Federal Reserve Chairman Ben Bernanke had a little something for everyone to hate in his first-ever press conference on Wednesday, and the main message of his middle-of-the-road stance was the medium itself.
Bernanke famously broke ranks with his Fed predecessors when he took over in 2006 by promising greater transparency in his chairmanship of the Federal Open Market Committee. On Wednesday, this promise rang especially true as he answered reporters’ questions about FOMC policies in a televised setting.
But beyond Bernanke’s participation in the central bank’s historic first—but certainly not its last—press conference, he stuck steadily to the FOMC news release’s script, which announced the committee’s continued goal of fostering “maximum employment and price stability.”

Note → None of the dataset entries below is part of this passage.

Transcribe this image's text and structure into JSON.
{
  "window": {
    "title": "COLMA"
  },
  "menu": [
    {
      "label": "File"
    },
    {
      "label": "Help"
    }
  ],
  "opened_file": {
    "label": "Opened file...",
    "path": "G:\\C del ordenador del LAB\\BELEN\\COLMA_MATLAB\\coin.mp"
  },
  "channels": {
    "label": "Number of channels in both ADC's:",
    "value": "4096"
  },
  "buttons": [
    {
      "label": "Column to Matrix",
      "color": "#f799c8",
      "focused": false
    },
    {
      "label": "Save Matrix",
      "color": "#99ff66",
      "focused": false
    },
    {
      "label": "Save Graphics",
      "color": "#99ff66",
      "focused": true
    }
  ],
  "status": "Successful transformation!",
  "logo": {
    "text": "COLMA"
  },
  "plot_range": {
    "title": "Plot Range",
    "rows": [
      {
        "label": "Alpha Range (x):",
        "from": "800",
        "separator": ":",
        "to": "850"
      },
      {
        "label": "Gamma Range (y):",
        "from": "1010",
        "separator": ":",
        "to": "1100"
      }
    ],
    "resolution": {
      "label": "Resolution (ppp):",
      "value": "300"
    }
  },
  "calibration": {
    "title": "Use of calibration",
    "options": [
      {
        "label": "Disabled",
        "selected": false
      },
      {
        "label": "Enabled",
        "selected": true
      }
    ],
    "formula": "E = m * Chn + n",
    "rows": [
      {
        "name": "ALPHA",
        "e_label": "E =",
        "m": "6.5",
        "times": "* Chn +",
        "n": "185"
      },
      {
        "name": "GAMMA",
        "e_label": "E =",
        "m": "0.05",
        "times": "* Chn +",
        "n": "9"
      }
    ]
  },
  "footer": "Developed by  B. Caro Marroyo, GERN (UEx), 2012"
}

Just how the Fed’s policymakers intend to achieve that dual goal is what’s up for debate among market players, pundits and the American public. The big news out of Washington was no news, as the Fed plans to create jobs and avoid inflation by essentially standing pat.
The Fed said that it will complete its second round of quantitative easing, known as QE2, as scheduled on June 30, and there are no plans for QE3—a move that will disappoint those who believe government spending is the only way to assure U.S. job creation. In addition, the Fed left its interest rate policy unchanged—a decision sure to disappoint inflation hawks.
That said, economists have so far responded to Bernanke’s efforts toward greater transparency by playing their usual meta-parlor game of parsing his restrained language to figure out what they think the chairman really was saying.
“Chairman Bernanke was asked about the impact of QE 2 and he responded that it was ‘effective’ and ‘successful,’ ” wrote PNC economists Stuart Hoffman, Robert Dye and Kurt Rankin in a comment released just a couple of hours after the press conference. “He said that the end of QE 2 is unlikely to adversely impact financial markets because Fed intentions have been well broadcast. Reading between the lines, Chairman Bernanke gave some hints about the exit from a historically accommodative Fed policy.”
In other words, the Fed is going to raise rates sooner rather than later, the PNC economists suggested, adding that steps in the unwind are likely to include removing the “extended period” language now referring to the near-zero fed funds rate target, partial or complete ending of reinvestment of maturing assets on the Fed’s bloated balance sheet, interest paid on bank reserves and fed funds rate target hikes and asset sales.
Bank of America Merrill Lynch analysts, meanwhile, said that the FOMC’s stance on inflation remains vigilant. (Though the BofA-Merrill analysts’ comment was published a couple of hours